'Good or Evil?' by furryscalyman on Flickr
Alignment in Dungeons & Dragons often provokes arguments. Can PCs play evil characters? What is “evil?” Aren’t the PCs murderous thieves anyway?
Doesn’t the real problem lie with the alignments’ assumptions?
D&D started with three alignments: Law, Neutrality, and Chaos. This was soon expanded to the classic nine alignments, but they’re all based on assumptions about the kinds of characters native to the setting.
In a standard D&D Points of Light world, “good” and “evil” usually mean “selfless” and “selfish.” A “good” character protects others, throwing herself into fights with monsters to prevent them from threatening innocent villagers. An “evil” character pursues his own gains, possibly adventuring alongside “good” characters, but primarily to accumulate wealth and powerful items.
Now imagine a mixed party of “good” and “evil” characters in the intensely moralistic worlds of The Lord of the Rings or Avatar: The Last Airbender. Imagine a resource-scarce world like Dune, Dark Sun, or Fallout. How do the alignmens map there?
Of course, these alignments can map to various worlds, but are often mapped differently by different people. Ay, there’s the rub.
This can be remedied: make alignments part of each setting. A setting should explain all available player alignments (which may be along several axes).
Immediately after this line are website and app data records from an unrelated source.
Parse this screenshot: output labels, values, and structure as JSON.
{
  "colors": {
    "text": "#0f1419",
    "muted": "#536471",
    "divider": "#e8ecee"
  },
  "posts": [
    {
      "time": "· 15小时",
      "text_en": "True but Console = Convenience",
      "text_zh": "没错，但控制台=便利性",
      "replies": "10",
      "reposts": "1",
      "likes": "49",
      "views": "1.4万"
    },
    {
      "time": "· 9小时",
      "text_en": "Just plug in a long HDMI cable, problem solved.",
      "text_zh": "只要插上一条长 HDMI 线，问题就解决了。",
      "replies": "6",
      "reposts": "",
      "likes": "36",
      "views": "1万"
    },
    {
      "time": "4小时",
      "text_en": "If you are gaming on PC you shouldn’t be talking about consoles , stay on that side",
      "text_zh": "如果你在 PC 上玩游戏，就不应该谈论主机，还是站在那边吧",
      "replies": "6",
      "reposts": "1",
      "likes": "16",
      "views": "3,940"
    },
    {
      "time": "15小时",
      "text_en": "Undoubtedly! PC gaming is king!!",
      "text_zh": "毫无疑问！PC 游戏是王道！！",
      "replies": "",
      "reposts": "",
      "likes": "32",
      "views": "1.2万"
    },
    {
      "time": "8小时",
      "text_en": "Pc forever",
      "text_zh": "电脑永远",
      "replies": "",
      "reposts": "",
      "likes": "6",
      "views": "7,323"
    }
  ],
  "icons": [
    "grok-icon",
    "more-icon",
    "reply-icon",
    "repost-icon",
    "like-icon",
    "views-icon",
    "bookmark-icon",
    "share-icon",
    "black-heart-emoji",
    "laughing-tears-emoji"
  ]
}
Here’s one suggested alignment set to demonstrate how this might work:
Alignments in Dark Sun: Independence vs. Social, and Savage vs. Calculating
An independent character prides himself on extreme self-reliance, avoiding others’ help and undergoing rigorous training to be as self-sufficient as possible.
A social character has learned that Athas devours those alone. One must use others to survive; otherwise, why would cities exist? Even the Sorcerer-Kings need their subjects.
A savage character does not concern himself with questions of morality or humanity. To a savage character, life is about satisfying basic needs and impulses. Higher values are luxuries one can ill-afford on Athas.
The calculating character knows that blind pursuit of base impulses eventually leads to death. The animals live quick and die young, because they lack one thing: intellect. A shrewd mind will keep one not just alive, but long-lived.
What alignments might exist in your favorite setting?